If the T2DM has been recently diagnosed, there is a greater likelihood of being able to reverse the disease. Doing this requires losing approximately 5-10% of current body weight, balancing carbs and protein and engaging in daily physical exercise. A diabetes educator (C.D.E.) is the expert who can help put together a plan for realistic and permanent lifestyle changes.
6. Karen Harouse-Bell MS, RDN, CDE, LDN
Take a moment to look around. One out of every three adults you see has prediabetes. If this statistic were headline news in regards to a contagious disease, people would most likely stop in their tracks and seek help. This, however, is not the situation with prediabetes.
I believe in most cases, type 2 diabetes can be prevented or delayed. But to accomplish this, we must remember… words matter.
Healthcare professionals must say it. Use the word prediabetes to emphasize the benefits resulting from a lifestyle modification program such as the DPP, finding that it is the ideal first-line treatment to halt the progression of diabetes.
Use it as a motivator to make lifestyle changes and join a class. Use it so your patients hear it. Too often “softer” words are chosen, which do not have as much value and consequence as the word prediabetes.
The dictionary defines the word “prevention” as the act of stopping something bad from happening (https://www.merriam-webster.com/dictionary/prevention). As I often tell my children to choose their words carefully, we must choose the word prediabetes to begin the journey of diabetes prevention.
7. Judith Vance, MN, MPH, FNP
In my opinion, type 2 diabetes can be reversed with use of a GLP1 agonist such as Victoza to restore beta cell mass and significant weight loss to normal BMI.
Initially a long acting insulin such as Levemir may be required to normalize blood glucose.
It is worth noting that NovoNordisk’s Victoza is the only GLP1 agent that is approved in chronic renal disease.

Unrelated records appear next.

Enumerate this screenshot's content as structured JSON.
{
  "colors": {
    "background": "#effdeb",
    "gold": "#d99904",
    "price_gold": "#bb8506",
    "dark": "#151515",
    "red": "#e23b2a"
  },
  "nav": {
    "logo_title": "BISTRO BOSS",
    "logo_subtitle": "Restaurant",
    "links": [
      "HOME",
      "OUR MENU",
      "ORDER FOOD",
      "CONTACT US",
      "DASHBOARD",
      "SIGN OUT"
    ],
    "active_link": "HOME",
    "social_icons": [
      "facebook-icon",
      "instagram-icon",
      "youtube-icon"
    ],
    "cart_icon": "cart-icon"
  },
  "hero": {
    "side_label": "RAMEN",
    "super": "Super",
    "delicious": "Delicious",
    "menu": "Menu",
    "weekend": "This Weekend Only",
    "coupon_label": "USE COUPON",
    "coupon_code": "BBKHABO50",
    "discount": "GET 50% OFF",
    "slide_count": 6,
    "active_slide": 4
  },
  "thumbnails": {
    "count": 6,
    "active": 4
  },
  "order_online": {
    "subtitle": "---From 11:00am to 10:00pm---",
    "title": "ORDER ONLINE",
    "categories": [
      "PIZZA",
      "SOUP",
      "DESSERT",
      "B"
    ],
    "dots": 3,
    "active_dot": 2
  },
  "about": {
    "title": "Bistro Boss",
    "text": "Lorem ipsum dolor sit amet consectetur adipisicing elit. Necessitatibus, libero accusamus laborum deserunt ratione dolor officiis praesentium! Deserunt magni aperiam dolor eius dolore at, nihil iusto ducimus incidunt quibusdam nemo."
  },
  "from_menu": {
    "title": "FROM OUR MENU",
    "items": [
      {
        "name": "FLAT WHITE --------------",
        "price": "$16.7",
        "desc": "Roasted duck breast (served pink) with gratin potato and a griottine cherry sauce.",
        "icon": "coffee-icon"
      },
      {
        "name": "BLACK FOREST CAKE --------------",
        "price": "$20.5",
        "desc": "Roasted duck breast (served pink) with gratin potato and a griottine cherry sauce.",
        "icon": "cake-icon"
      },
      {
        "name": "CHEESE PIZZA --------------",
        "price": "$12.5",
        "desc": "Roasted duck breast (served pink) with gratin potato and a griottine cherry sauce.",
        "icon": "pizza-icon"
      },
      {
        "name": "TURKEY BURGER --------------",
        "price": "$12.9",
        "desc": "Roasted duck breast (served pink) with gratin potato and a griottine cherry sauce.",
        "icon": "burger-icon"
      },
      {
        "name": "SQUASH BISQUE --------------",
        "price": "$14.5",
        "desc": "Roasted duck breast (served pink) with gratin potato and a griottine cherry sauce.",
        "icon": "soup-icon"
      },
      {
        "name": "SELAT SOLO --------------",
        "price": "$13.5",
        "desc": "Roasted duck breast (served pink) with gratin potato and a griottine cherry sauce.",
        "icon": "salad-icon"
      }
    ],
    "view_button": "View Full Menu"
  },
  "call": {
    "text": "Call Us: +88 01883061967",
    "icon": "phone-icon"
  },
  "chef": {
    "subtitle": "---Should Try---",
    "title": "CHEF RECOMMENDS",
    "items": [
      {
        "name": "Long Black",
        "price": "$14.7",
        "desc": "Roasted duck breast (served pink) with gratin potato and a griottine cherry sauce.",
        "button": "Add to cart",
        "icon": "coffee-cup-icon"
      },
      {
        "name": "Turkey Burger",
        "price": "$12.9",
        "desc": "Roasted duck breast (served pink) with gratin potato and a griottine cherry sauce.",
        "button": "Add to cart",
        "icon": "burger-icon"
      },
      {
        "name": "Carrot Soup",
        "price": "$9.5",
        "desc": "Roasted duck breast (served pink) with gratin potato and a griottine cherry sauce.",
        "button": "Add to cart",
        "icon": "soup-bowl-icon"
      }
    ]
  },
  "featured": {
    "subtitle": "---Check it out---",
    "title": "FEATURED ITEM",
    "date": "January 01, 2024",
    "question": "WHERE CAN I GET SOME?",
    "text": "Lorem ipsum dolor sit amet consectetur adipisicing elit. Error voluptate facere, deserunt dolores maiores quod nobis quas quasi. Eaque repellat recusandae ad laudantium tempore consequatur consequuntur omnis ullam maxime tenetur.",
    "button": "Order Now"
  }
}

In my high risk diabetes practice in Green Valley, AZ, all patients on Victoza, were able to achieve a HgA1C of 7. This group of approximately 50+ senior adults previously had HgA1Cs of over 8 and up to 11-12 when referred to me.